Paris Hilton's Grandfather Barron Hilton Wills 97 Percent Of His $2.5 Billion Dollar Fortune To Family's Charity
Paris Hilton’s grandfather - hotel heir Barron Hilton - passed away on Thursday at the age of 91, and he has reportedly left 97 percent of his $2.5 billion fortune to his family’s non-profit charitable foundation. Still, surviving family members will inherit millions, and some believe the move is a way for the family to hang on to the entire fortune without paying the “death tax.”
Barron Hilton was the son of Conrad Hilton, who founded the Hilton Hotel chain nearly a century ago, and over the next few decades he created a multi-million dollar empire along with the Conrad N. Hilton Foundation, which is a charity that funds non-profit organizations who are working to improve the lives of people living in poverty and experiencing disadvantage. Some of the foundation's beneficiaries are Catholic nuns, disaster relief, homelessness, foster youth, and children affected by HIV/AIDS.

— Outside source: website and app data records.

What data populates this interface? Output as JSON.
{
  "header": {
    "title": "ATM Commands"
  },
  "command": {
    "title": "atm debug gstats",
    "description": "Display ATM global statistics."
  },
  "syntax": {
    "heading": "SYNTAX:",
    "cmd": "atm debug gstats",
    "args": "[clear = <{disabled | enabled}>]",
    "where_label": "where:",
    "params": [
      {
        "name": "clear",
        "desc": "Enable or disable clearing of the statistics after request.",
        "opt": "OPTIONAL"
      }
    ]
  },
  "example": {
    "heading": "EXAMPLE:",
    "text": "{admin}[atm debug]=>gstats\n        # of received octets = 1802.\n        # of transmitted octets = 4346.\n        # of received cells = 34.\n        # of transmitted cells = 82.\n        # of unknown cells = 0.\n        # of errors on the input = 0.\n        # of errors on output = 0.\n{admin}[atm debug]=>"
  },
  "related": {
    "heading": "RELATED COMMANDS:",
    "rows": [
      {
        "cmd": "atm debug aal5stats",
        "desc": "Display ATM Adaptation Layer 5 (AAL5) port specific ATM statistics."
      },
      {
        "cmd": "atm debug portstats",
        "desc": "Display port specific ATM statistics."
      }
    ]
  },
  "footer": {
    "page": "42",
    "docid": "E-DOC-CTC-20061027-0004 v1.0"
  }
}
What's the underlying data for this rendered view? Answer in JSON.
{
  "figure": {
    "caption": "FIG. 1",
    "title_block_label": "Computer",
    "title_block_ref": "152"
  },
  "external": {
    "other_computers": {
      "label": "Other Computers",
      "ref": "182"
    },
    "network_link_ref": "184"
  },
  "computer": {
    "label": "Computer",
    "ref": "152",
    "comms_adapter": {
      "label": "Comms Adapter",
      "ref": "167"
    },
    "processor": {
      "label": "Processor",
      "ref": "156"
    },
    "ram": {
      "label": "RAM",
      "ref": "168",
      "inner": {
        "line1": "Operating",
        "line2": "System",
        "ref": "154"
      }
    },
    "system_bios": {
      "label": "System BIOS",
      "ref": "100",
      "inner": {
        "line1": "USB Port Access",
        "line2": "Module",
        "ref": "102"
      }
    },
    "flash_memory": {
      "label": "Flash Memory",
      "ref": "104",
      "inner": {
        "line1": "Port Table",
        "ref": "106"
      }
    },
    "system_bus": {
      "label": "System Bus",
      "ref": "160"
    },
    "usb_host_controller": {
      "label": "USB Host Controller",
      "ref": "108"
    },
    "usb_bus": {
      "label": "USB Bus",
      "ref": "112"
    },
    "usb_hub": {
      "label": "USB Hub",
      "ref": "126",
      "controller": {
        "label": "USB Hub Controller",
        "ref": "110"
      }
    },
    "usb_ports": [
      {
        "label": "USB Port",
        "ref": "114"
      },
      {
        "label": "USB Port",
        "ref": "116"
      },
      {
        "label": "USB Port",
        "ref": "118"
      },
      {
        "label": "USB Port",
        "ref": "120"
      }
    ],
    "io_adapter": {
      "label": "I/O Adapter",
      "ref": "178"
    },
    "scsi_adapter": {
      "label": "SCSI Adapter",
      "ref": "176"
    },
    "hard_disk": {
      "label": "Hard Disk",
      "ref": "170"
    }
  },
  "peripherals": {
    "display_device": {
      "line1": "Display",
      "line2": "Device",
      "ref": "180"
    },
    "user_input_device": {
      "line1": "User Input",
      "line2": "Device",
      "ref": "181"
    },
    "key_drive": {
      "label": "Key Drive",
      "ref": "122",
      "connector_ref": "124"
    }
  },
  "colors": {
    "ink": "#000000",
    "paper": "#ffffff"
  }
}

When Conrad died in 1979, Barron challenged his father’s will over the Foundation’s shares of the fortune that were being used to help the nuns because he was worried it was setting the company up for a hostile takeover.
After a ten-year legal battle over the estate - which Barron called “not the best public relations move,” they reached a settlement. Barron went on to expand his father’s business empire, making the Hilton hotel chain tops in the hospitality industry. He also became a founding member of the American Football League with his team the Los Angeles Chargers, and he oversaw the AFL-NFL merger.
In 2007, Barron sold the family’s hotel chain - which had 2,800 hotels, including the Waldorf Astoria - to the Blackstone Group for $26 billion.
According to The Daily Mail, even though 97 percent of Barron’s estate will go to the Conrad Hilton Foundation, his eight children, 15 grandchildren (including Paris and Nicky Hilton), and four great-grandchildren will still receive millions.
While Barron Hilton’s donation to charity is incredible, some believe it was a move that the one-percent use to avoid the “death tax,” which is a special tax put on a large estate when assets are transferred upon a person’s death.
An estate has to be worth millions to qualify for a death tax, but those that do can be subjected to taxes as high as 40 percent. The shrewd businessman opted to keep Uncle Sam out of it and gave the money to the charity instead so it can do a lot of good in the world and his family can still enjoy the wealth he built over the last 50+ years.